[App and web page records]

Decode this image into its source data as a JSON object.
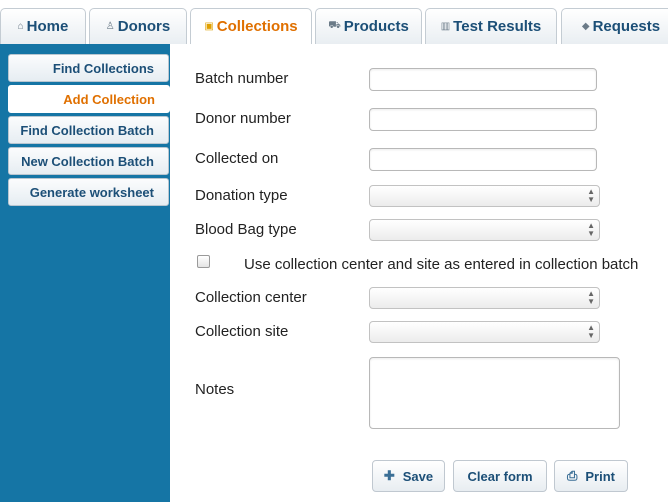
{
  "tabs": [
    {
      "label": "Home",
      "icon": "home-icon",
      "glyph": "⌂",
      "active": false
    },
    {
      "label": "Donors",
      "icon": "user-icon",
      "glyph": "♙",
      "active": false
    },
    {
      "label": "Collections",
      "icon": "bag-icon",
      "glyph": "▣",
      "active": true
    },
    {
      "label": "Products",
      "icon": "cart-icon",
      "glyph": "⛟",
      "active": false
    },
    {
      "label": "Test Results",
      "icon": "chart-icon",
      "glyph": "▥",
      "active": false
    },
    {
      "label": "Requests",
      "icon": "tag-icon",
      "glyph": "◆",
      "active": false
    }
  ],
  "sidebar": {
    "items": [
      {
        "label": "Find Collections",
        "active": false
      },
      {
        "label": "Add Collection",
        "active": true
      },
      {
        "label": "Find Collection Batch",
        "active": false
      },
      {
        "label": "New Collection Batch",
        "active": false
      },
      {
        "label": "Generate worksheet",
        "active": false
      }
    ]
  },
  "form": {
    "batch_number": {
      "label": "Batch number",
      "value": ""
    },
    "donor_number": {
      "label": "Donor number",
      "value": ""
    },
    "collected_on": {
      "label": "Collected on",
      "value": ""
    },
    "donation_type": {
      "label": "Donation type",
      "selected": ""
    },
    "blood_bag_type": {
      "label": "Blood Bag type",
      "selected": ""
    },
    "use_batch_center": {
      "label": "Use collection center and site as entered in collection batch",
      "checked": false
    },
    "collection_center": {
      "label": "Collection center",
      "selected": ""
    },
    "collection_site": {
      "label": "Collection site",
      "selected": ""
    },
    "notes": {
      "label": "Notes",
      "value": ""
    }
  },
  "buttons": {
    "save": {
      "label": "Save",
      "icon": "plus-icon",
      "glyph": "✚"
    },
    "clear": {
      "label": "Clear form"
    },
    "print": {
      "label": "Print",
      "icon": "printer-icon",
      "glyph": "⎙"
    }
  },
  "colors": {
    "sidebar_bg": "#1575a5",
    "active_text": "#e07000",
    "link_text": "#1c4f77"
  }
}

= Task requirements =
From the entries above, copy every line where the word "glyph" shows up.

= Response below =
      "glyph": "⌂",
      "glyph": "♙",
      "glyph": "▣",
      "glyph": "⛟",
      "glyph": "▥",
      "glyph": "◆",
      "glyph": "✚"
      "glyph": "⎙"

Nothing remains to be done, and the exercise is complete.